The LEGO Batman Movie's Relevant Numbers: One director, five writers. (Lord and Miller were producers only.)

The LEGO Ninjago Movie, by riffing on an intellectual property with lesser cultural omnipresence, exposed grievous cracks in the franchise's foundation. The same formula got trotted out — great voice acting, plenty of jokes, the same cyclical comedy of deflation. But something crucial was missing; the result felt strained, labored, desperate and, mostly, written-by-committee.

The LEGO Ninjago Movie's Relevant Numbers: Three directors, ten (!) writers. (Again, Lord and Miller served only as producers.)

Thus, a pattern of diminishing returns emerges: The LEGO movies work best, or at least most effortlessly, when they feel like loving, hands-on products of individual, idiosyncratic comic minds, not extensions of a brand. Sure, they're studio-produced international blockbusters, and sure, they dutifully bust blocks, but absent the direct involvement of Lord and Miller, these movies feel about as authentic and organic as a series of mass-produced bricks of brightly colored extruded plastic. They look great, but they don't quite ... click.
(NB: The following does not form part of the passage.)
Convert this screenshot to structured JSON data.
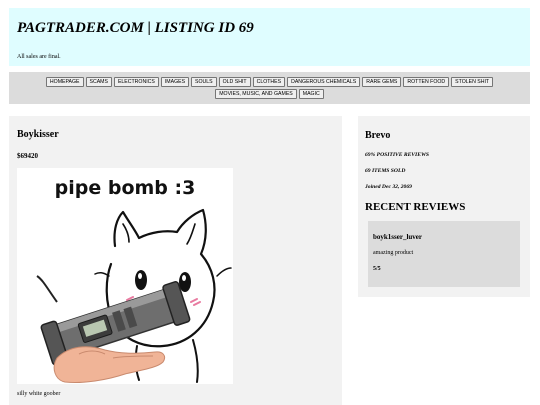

Enter, just in time, The LEGO Movie 2: The Second Part. Let's run the numbers:

The LEGO Movie 2: The Second Part's Relevant Numbers: One director (Mike Mitchell), three writers (Lord, Miller and Matthew Fogel).
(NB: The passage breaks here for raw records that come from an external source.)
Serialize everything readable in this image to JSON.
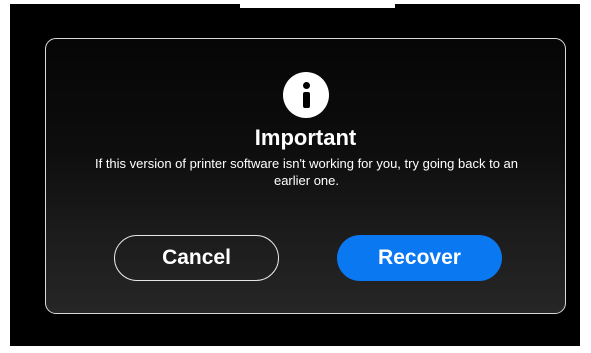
{
  "dialog": {
    "icon": "info-icon",
    "title": "Important",
    "message": "If this version of printer software isn't working for you, try going back to an earlier one.",
    "buttons": {
      "cancel_label": "Cancel",
      "recover_label": "Recover"
    }
  },
  "colors": {
    "background": "#000000",
    "dialog_border": "#d9d9d9",
    "primary_button": "#0a78f0",
    "text": "#ffffff"
  }
}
Lord and Miller have ceded the director's chair this time out, but they're back pounding out jokes and jamming them into the screenplay so densely that the threat of gravitational collapse hangs over every second of screentime. But they, along with Matthew Fogel, who gets a story credit here, have created a remarkably solid narrative scaffolding that maintains structural integrity throughout.
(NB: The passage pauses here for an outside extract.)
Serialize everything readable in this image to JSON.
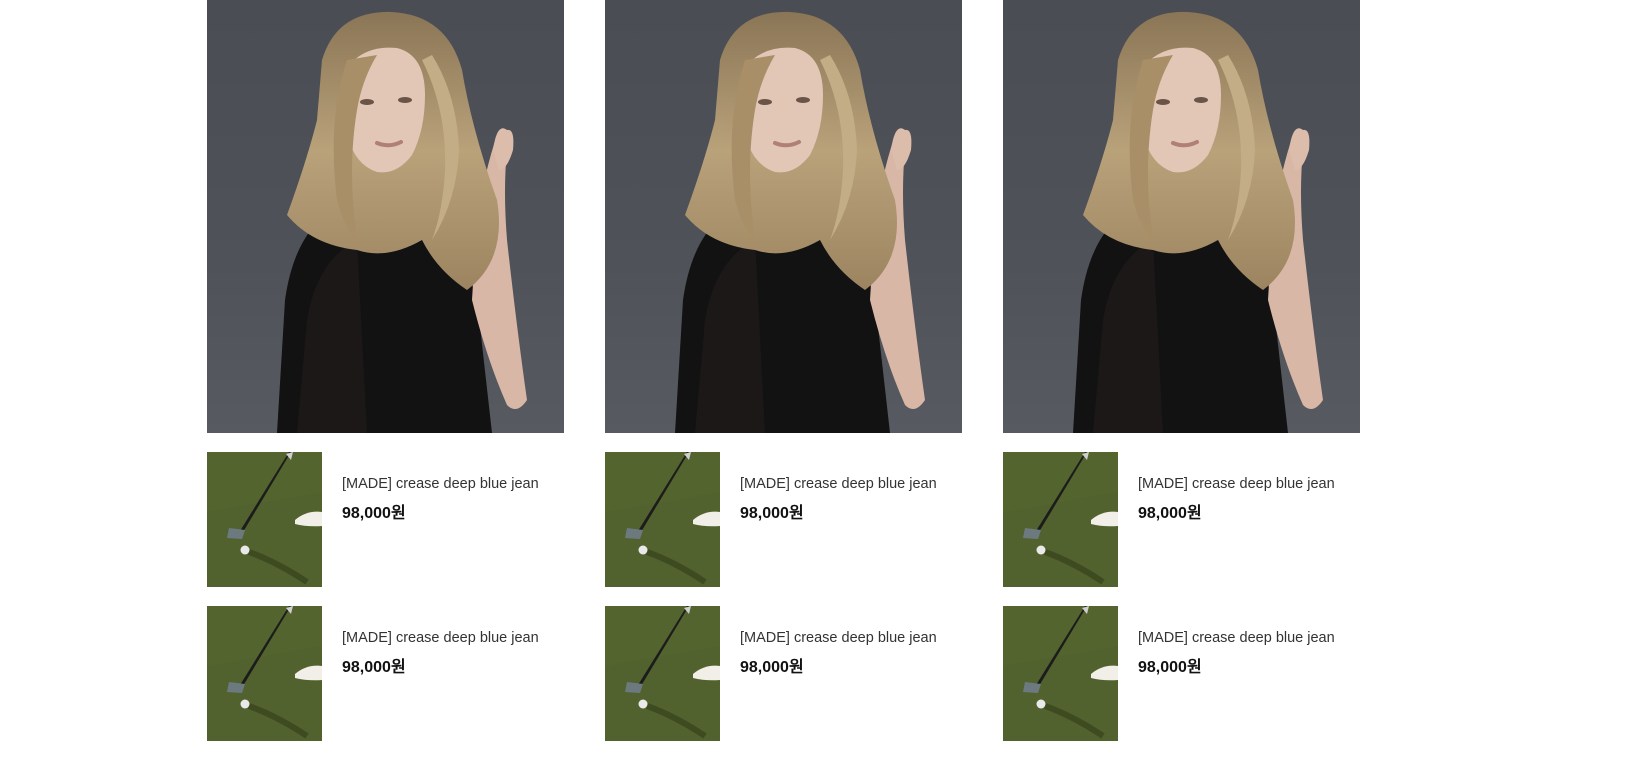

The premise, briefly: We begin where the first LEGO movie left off. Our heroes Emmet (voiced by Chris Pratt), Wyldstyle/Lucy (voiced by Elizabeth Banks), Batman (voiced with gravelly pomposity by Will Arnett) and their LEGO fellows must face down repeated attacks from DUPLO aliens, who wreak their Ages-2-and-Up havoc upon the populace.

Emmet blithely maintains his cheery outlook in the face of this gritty, burnt-ochre, post-apocalyptic mise-en-scène (call it Mad Max: Fury Roadblocks, maybe?), but brooding badass Wyldstyle finds herself perfectly suited to her new environment. (Happily, the sequel corrects for a major shortcoming of the first film by giving her — and by extension, Elizabeth Banks — a lot more to do.)

Soon enough, the threat facing them all is revealed to be shapeshifting DUPLO Queen Watevra Wa'Nabi (say it out loud), voiced by Tiffany Haddish. Several musical numbers ensue, including one painstakingly engineered to embed a bubble-gum pop earworm deep inside your brain. Be warned: It succeeds.

Something the first film saved for a last-act reveal — the presence of a live-action, "real" world element that frames the LEGO universe — is foregrounded here, smartly, from the jump. And that device helps The LEGO Movie 2 avoid something that has historically plagued action/science-fiction/superhero blockbusters — the third-act collapse.

Remarkably, the film's final section features a clever-but-earned and entirely character-based pivot that serves to deepen and complicate its themes, adding a welcome layer of nuance to the proceedings.

That reveal, however, is the one thing that feels legitimately fresh and new about the film, which seems inevitable. While it's technically the direct sequel to 2014's The LEGO Movie, the unignorable presence of LEGO Batman and LEGO Ninjago, two movies that played in precisely its same tonal sandbox, means this latest film can't help but feel like a fourth bite of one very particular apple, not the second.

True, the jokes fly at you faster, but sheer familiarity means the laughs come fewer, because as Lord/Miller's once-rare element of surprise has grown steadily more common, its intrinsic, moment-to-moment value has gradually lessened. There's some hope that, as the LEGO Movie brand continues to extend itself (fingers crossed for The LEGO Who's Afraid of Virginia Woolf? Movie, over here) it will evolve beyond its current status as a simple franchise, and become a genre unto itself, because that would open the whole thing up to new possibilities. It could then be tweaked, bent, even wholly subverted in ways that could reinvent the heady rush that first film produced in viewers, instead of merely echoing it.